Exercise goal: Could you copy the records below exactly, leaving out any pictures?

Interface dataset entries:
________________________________________
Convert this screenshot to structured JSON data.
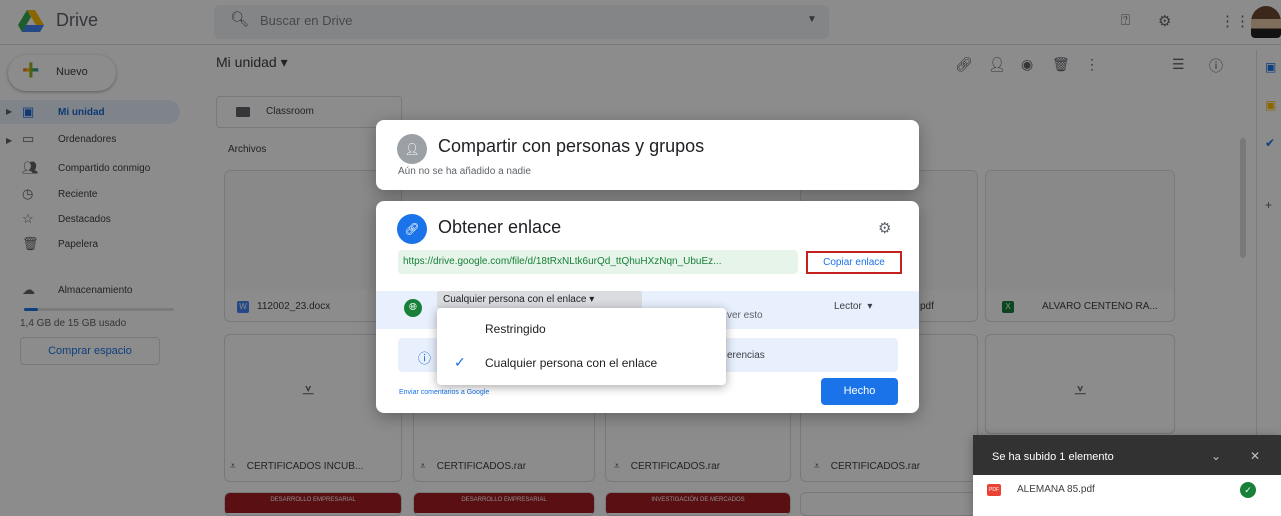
{
  "header": {
    "app_name": "Drive",
    "search_placeholder": "Buscar en Drive"
  },
  "sidebar": {
    "new_label": "Nuevo",
    "items": [
      {
        "label": "Mi unidad",
        "icon": "drive-icon"
      },
      {
        "label": "Ordenadores",
        "icon": "computer-icon"
      },
      {
        "label": "Compartido conmigo",
        "icon": "people-icon"
      },
      {
        "label": "Reciente",
        "icon": "clock-icon"
      },
      {
        "label": "Destacados",
        "icon": "star-icon"
      },
      {
        "label": "Papelera",
        "icon": "trash-icon"
      },
      {
        "label": "Almacenamiento",
        "icon": "cloud-icon"
      }
    ],
    "storage_text": "1,4 GB de 15 GB usado",
    "storage_fraction": 0.093,
    "buy_label": "Comprar espacio"
  },
  "main": {
    "title": "Mi unidad",
    "folder": "Classroom",
    "files_header": "Archivos",
    "files_row1": [
      {
        "name": "112002_23.docx",
        "type": "W"
      },
      {
        "name": "pdf"
      },
      {
        "name": "ALVARO CENTENO RA...",
        "type": "X"
      }
    ],
    "files_row2": [
      "CERTIFICADOS INCUB...",
      "CERTIFICADOS.rar",
      "CERTIFICADOS.rar",
      "CERTIFICADOS.rar"
    ],
    "files_row3": [
      "DESARROLLO EMPRESARIAL",
      "DESARROLLO EMPRESARIAL",
      "INVESTIGACIÓN DE MERCADOS"
    ]
  },
  "share_dialog": {
    "title": "Compartir con personas y grupos",
    "subtitle": "Aún no se ha añadido a nadie"
  },
  "link_dialog": {
    "title": "Obtener enlace",
    "url": "https://drive.google.com/file/d/18tRxNLtk6urQd_ttQhuHXzNqn_UbuEz...",
    "copy_label": "Copiar enlace",
    "access_value": "Cualquier persona con el enlace",
    "access_desc_partial": "ver esto",
    "role": "Lector",
    "info_partial": "erencias",
    "feedback": "Enviar comentarios a Google",
    "done_label": "Hecho",
    "menu_options": [
      "Restringido",
      "Cualquier persona con el enlace"
    ]
  },
  "toast": {
    "title": "Se ha subido 1 elemento",
    "file": "ALEMANA 85.pdf",
    "pdf_badge": "PDF"
  },
  "colors": {
    "accent": "#1a73e8",
    "link_green": "#188038",
    "highlight_red": "#c5221f"
  }
}
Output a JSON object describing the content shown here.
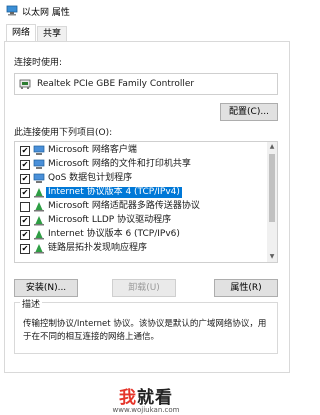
{
  "window": {
    "title": "以太网 属性"
  },
  "tabs": [
    {
      "label": "网络"
    },
    {
      "label": "共享"
    }
  ],
  "connect_using": {
    "label": "连接时使用:",
    "adapter": "Realtek PCIe GBE Family Controller",
    "configure_label": "配置(C)..."
  },
  "items_label": "此连接使用下列项目(O):",
  "items": [
    {
      "label": "Microsoft 网络客户端",
      "checked": true,
      "icon": "network-client-icon"
    },
    {
      "label": "Microsoft 网络的文件和打印机共享",
      "checked": true,
      "icon": "file-printer-sharing-icon"
    },
    {
      "label": "QoS 数据包计划程序",
      "checked": true,
      "icon": "qos-icon"
    },
    {
      "label": "Internet 协议版本 4 (TCP/IPv4)",
      "checked": true,
      "icon": "protocol-icon",
      "selected": true
    },
    {
      "label": "Microsoft 网络适配器多路传送器协议",
      "checked": false,
      "icon": "protocol-icon"
    },
    {
      "label": "Microsoft LLDP 协议驱动程序",
      "checked": true,
      "icon": "protocol-icon"
    },
    {
      "label": "Internet 协议版本 6 (TCP/IPv6)",
      "checked": true,
      "icon": "protocol-icon"
    },
    {
      "label": "链路层拓扑发现响应程序",
      "checked": true,
      "icon": "protocol-icon"
    }
  ],
  "buttons": {
    "install": "安装(N)...",
    "uninstall": "卸载(U)",
    "properties": "属性(R)"
  },
  "description": {
    "title": "描述",
    "text": "传输控制协议/Internet 协议。该协议是默认的广域网络协议，用于在不同的相互连接的网络上通信。"
  },
  "watermark": {
    "logo_red": "我",
    "logo_black": "就看",
    "url": "www.wojiukan.com"
  },
  "colors": {
    "accent": "#0078d7",
    "watermark_red": "#e5352a"
  }
}
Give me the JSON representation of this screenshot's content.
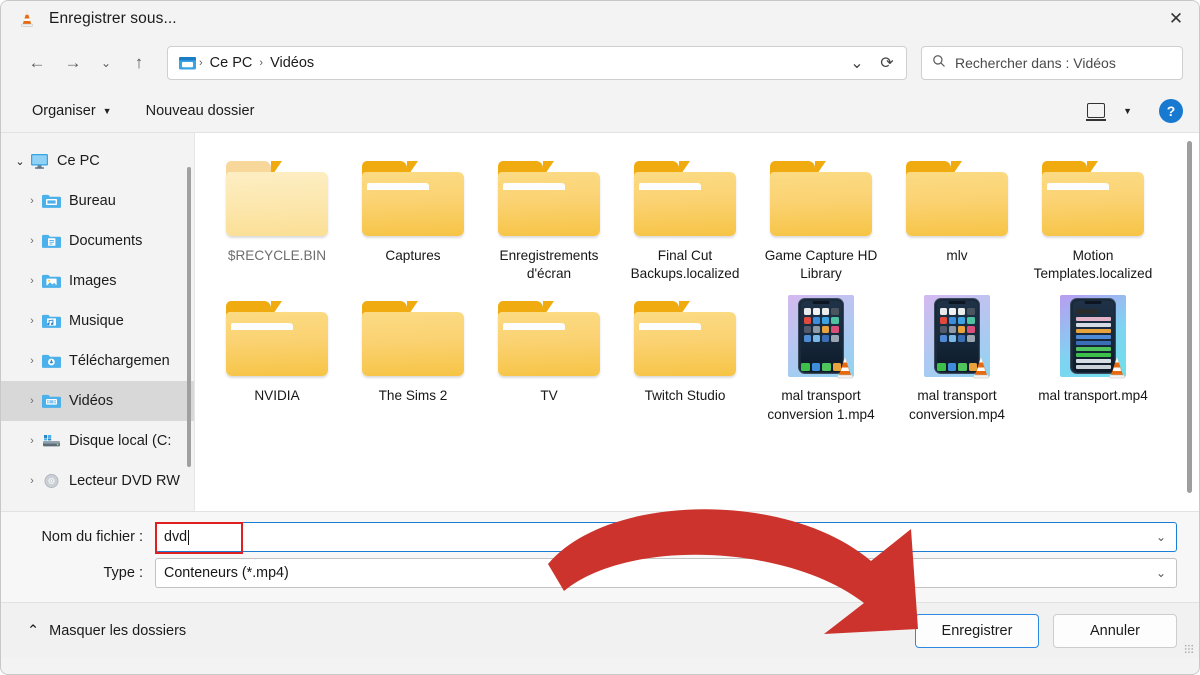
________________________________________
Exercise answer:
Convert this screenshot to structured JSON data.
{
  "header": {
    "app_name": "Drive",
    "search_placeholder": "Buscar en Drive"
  },
  "sidebar": {
    "new_label": "Nuevo",
    "items": [
      {
        "label": "Mi unidad",
        "icon": "drive-icon"
      },
      {
        "label": "Ordenadores",
        "icon": "computer-icon"
      },
      {
        "label": "Compartido conmigo",
        "icon": "people-icon"
      },
      {
        "label": "Reciente",
        "icon": "clock-icon"
      },
      {
        "label": "Destacados",
        "icon": "star-icon"
      },
      {
        "label": "Papelera",
        "icon": "trash-icon"
      },
      {
        "label": "Almacenamiento",
        "icon": "cloud-icon"
      }
    ],
    "storage_text": "1,4 GB de 15 GB usado",
    "storage_fraction": 0.093,
    "buy_label": "Comprar espacio"
  },
  "main": {
    "title": "Mi unidad",
    "folder": "Classroom",
    "files_header": "Archivos",
    "files_row1": [
      {
        "name": "112002_23.docx",
        "type": "W"
      },
      {
        "name": "pdf"
      },
      {
        "name": "ALVARO CENTENO RA...",
        "type": "X"
      }
    ],
    "files_row2": [
      "CERTIFICADOS INCUB...",
      "CERTIFICADOS.rar",
      "CERTIFICADOS.rar",
      "CERTIFICADOS.rar"
    ],
    "files_row3": [
      "DESARROLLO EMPRESARIAL",
      "DESARROLLO EMPRESARIAL",
      "INVESTIGACIÓN DE MERCADOS"
    ]
  },
  "share_dialog": {
    "title": "Compartir con personas y grupos",
    "subtitle": "Aún no se ha añadido a nadie"
  },
  "link_dialog": {
    "title": "Obtener enlace",
    "url": "https://drive.google.com/file/d/18tRxNLtk6urQd_ttQhuHXzNqn_UbuEz...",
    "copy_label": "Copiar enlace",
    "access_value": "Cualquier persona con el enlace",
    "access_desc_partial": "ver esto",
    "role": "Lector",
    "info_partial": "erencias",
    "feedback": "Enviar comentarios a Google",
    "done_label": "Hecho",
    "menu_options": [
      "Restringido",
      "Cualquier persona con el enlace"
    ]
  },
  "toast": {
    "title": "Se ha subido 1 elemento",
    "file": "ALEMANA 85.pdf",
    "pdf_badge": "PDF"
  },
  "colors": {
    "accent": "#1a73e8",
    "link_green": "#188038",
    "highlight_red": "#c5221f"
  }
}
Output a JSON object describing the content shown here.
{
  "window": {
    "title": "以太网 属性"
  },
  "tabs": [
    {
      "label": "网络"
    },
    {
      "label": "共享"
    }
  ],
  "connect_using": {
    "label": "连接时使用:",
    "adapter": "Realtek PCIe GBE Family Controller",
    "configure_label": "配置(C)..."
  },
  "items_label": "此连接使用下列项目(O):",
  "items": [
    {
      "label": "Microsoft 网络客户端",
      "checked": true,
      "icon": "network-client-icon"
    },
    {
      "label": "Microsoft 网络的文件和打印机共享",
      "checked": true,
      "icon": "file-printer-sharing-icon"
    },
    {
      "label": "QoS 数据包计划程序",
      "checked": true,
      "icon": "qos-icon"
    },
    {
      "label": "Internet 协议版本 4 (TCP/IPv4)",
      "checked": true,
      "icon": "protocol-icon",
      "selected": true
    },
    {
      "label": "Microsoft 网络适配器多路传送器协议",
      "checked": false,
      "icon": "protocol-icon"
    },
    {
      "label": "Microsoft LLDP 协议驱动程序",
      "checked": true,
      "icon": "protocol-icon"
    },
    {
      "label": "Internet 协议版本 6 (TCP/IPv6)",
      "checked": true,
      "icon": "protocol-icon"
    },
    {
      "label": "链路层拓扑发现响应程序",
      "checked": true,
      "icon": "protocol-icon"
    }
  ],
  "buttons": {
    "install": "安装(N)...",
    "uninstall": "卸载(U)",
    "properties": "属性(R)"
  },
  "description": {
    "title": "描述",
    "text": "传输控制协议/Internet 协议。该协议是默认的广域网络协议，用于在不同的相互连接的网络上通信。"
  },
  "watermark": {
    "logo_red": "我",
    "logo_black": "就看",
    "url": "www.wojiukan.com"
  },
  "colors": {
    "accent": "#0078d7",
    "watermark_red": "#e5352a"
  }
}
Give me the JSON representation of this screenshot's content.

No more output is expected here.